[Start of section]
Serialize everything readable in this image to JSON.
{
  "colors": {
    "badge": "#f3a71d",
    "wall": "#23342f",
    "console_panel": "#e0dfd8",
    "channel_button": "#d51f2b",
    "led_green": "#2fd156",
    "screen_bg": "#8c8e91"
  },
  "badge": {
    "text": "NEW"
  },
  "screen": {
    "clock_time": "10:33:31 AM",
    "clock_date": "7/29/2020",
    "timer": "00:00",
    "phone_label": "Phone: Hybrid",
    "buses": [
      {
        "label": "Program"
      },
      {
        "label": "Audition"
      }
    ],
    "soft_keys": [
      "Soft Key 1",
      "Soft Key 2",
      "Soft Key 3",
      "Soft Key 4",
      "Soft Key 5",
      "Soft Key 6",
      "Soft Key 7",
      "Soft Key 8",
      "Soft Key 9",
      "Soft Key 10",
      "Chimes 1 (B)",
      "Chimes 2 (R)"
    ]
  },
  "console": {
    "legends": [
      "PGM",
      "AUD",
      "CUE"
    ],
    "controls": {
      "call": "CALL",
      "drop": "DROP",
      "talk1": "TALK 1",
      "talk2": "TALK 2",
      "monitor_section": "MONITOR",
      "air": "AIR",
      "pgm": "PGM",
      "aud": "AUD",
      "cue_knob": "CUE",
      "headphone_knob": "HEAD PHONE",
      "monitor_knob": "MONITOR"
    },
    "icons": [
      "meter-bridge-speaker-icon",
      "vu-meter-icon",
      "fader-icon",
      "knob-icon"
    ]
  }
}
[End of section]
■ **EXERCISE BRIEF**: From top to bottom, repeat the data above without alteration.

■ **EXERCISE RESULT**:
Serialize everything readable in this image to JSON.
{
  "colors": {
    "badge": "#f3a71d",
    "wall": "#23342f",
    "console_panel": "#e0dfd8",
    "channel_button": "#d51f2b",
    "led_green": "#2fd156",
    "screen_bg": "#8c8e91"
  },
  "badge": {
    "text": "NEW"
  },
  "screen": {
    "clock_time": "10:33:31 AM",
    "clock_date": "7/29/2020",
    "timer": "00:00",
    "phone_label": "Phone: Hybrid",
    "buses": [
      {
        "label": "Program"
      },
      {
        "label": "Audition"
      }
    ],
    "soft_keys": [
      "Soft Key 1",
      "Soft Key 2",
      "Soft Key 3",
      "Soft Key 4",
      "Soft Key 5",
      "Soft Key 6",
      "Soft Key 7",
      "Soft Key 8",
      "Soft Key 9",
      "Soft Key 10",
      "Chimes 1 (B)",
      "Chimes 2 (R)"
    ]
  },
  "console": {
    "legends": [
      "PGM",
      "AUD",
      "CUE"
    ],
    "controls": {
      "call": "CALL",
      "drop": "DROP",
      "talk1": "TALK 1",
      "talk2": "TALK 2",
      "monitor_section": "MONITOR",
      "air": "AIR",
      "pgm": "PGM",
      "aud": "AUD",
      "cue_knob": "CUE",
      "headphone_knob": "HEAD PHONE",
      "monitor_knob": "MONITOR"
    },
    "icons": [
      "meter-bridge-speaker-icon",
      "vu-meter-icon",
      "fader-icon",
      "knob-icon"
    ]
  }
}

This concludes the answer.